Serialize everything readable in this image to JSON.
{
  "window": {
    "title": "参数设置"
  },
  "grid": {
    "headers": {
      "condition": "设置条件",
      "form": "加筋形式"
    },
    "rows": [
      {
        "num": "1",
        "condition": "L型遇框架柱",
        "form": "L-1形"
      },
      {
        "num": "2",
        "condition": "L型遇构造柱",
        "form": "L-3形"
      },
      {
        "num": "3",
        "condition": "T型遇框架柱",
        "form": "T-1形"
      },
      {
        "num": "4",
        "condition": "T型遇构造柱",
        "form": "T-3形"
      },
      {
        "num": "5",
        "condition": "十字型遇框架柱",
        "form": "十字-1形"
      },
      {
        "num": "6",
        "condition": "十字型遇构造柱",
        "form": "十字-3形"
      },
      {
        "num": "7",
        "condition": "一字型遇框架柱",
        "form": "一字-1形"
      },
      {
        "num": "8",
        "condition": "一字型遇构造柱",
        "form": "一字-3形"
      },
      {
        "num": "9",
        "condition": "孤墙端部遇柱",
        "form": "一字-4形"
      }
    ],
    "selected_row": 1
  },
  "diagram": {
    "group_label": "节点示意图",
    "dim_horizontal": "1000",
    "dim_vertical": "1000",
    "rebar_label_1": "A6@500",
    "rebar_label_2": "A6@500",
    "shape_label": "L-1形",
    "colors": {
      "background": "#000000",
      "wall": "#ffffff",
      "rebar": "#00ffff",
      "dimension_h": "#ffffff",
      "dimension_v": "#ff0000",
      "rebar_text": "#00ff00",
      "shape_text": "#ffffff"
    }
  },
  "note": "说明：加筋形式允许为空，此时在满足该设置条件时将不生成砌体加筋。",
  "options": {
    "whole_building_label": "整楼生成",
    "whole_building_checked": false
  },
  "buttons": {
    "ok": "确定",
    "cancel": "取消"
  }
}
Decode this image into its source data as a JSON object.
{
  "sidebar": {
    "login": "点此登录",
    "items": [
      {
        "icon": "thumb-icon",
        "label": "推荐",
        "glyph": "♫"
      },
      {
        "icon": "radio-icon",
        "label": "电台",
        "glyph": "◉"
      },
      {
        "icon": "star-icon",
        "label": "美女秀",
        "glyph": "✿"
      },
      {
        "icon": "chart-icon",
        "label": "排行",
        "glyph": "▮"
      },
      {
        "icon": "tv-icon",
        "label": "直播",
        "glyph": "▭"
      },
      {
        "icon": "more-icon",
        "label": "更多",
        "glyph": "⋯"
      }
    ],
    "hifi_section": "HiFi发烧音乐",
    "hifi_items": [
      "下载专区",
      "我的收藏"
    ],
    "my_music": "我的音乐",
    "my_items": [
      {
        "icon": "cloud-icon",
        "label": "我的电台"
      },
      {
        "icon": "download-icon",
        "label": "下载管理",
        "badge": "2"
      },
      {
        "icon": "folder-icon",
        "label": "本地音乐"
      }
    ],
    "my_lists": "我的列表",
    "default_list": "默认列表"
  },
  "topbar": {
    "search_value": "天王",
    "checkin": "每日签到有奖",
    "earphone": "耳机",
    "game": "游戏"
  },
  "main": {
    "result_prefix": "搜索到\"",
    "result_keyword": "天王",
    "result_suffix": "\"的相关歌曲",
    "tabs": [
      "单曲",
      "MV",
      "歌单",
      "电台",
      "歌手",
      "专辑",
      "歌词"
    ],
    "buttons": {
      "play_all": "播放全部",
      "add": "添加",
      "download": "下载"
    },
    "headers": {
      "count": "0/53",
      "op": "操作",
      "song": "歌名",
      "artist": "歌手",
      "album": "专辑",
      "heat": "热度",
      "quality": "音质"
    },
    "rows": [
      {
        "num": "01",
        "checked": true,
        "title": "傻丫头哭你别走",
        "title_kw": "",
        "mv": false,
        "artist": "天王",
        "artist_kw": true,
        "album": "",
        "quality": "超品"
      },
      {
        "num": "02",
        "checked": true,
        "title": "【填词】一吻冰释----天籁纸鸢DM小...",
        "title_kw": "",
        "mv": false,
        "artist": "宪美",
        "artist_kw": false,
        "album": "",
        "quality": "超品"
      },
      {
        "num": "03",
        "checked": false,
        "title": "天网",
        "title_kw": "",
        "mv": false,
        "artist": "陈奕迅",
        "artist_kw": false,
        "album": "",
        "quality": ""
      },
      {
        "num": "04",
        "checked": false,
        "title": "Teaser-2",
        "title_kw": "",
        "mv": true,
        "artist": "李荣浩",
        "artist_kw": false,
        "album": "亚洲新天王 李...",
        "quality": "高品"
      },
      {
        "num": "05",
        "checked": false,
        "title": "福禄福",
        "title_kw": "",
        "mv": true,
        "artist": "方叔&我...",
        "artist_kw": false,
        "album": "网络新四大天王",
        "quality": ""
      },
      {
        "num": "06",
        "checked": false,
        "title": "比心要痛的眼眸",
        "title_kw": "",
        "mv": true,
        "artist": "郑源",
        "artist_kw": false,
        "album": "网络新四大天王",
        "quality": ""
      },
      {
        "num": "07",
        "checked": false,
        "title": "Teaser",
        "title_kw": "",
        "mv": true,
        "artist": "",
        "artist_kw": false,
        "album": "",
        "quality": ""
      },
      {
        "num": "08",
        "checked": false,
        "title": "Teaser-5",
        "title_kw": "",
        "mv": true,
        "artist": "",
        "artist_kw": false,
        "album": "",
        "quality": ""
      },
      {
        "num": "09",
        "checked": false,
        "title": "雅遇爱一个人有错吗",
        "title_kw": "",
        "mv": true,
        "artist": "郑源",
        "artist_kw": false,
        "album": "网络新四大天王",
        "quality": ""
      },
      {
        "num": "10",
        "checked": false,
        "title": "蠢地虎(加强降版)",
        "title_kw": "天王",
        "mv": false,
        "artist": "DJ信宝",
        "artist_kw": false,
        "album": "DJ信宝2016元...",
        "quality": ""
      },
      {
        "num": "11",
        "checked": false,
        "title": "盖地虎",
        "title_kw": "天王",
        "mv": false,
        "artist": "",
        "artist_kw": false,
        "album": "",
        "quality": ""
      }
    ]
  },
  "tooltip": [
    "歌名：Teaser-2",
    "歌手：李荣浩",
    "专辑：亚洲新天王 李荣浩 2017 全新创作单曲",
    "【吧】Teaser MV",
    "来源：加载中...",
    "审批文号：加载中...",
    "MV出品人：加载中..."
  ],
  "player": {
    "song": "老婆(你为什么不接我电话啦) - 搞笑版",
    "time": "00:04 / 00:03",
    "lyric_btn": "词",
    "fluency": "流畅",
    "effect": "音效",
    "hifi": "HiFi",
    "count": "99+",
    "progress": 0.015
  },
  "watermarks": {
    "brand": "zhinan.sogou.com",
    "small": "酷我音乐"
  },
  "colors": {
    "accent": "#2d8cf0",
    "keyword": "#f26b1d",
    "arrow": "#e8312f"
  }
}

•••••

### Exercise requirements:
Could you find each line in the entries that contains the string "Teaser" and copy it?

### Output for this exercise:
        "title": "Teaser-2",
        "title": "Teaser",
        "title": "Teaser-5",
    "歌名：Teaser-2",
    "【吧】Teaser MV",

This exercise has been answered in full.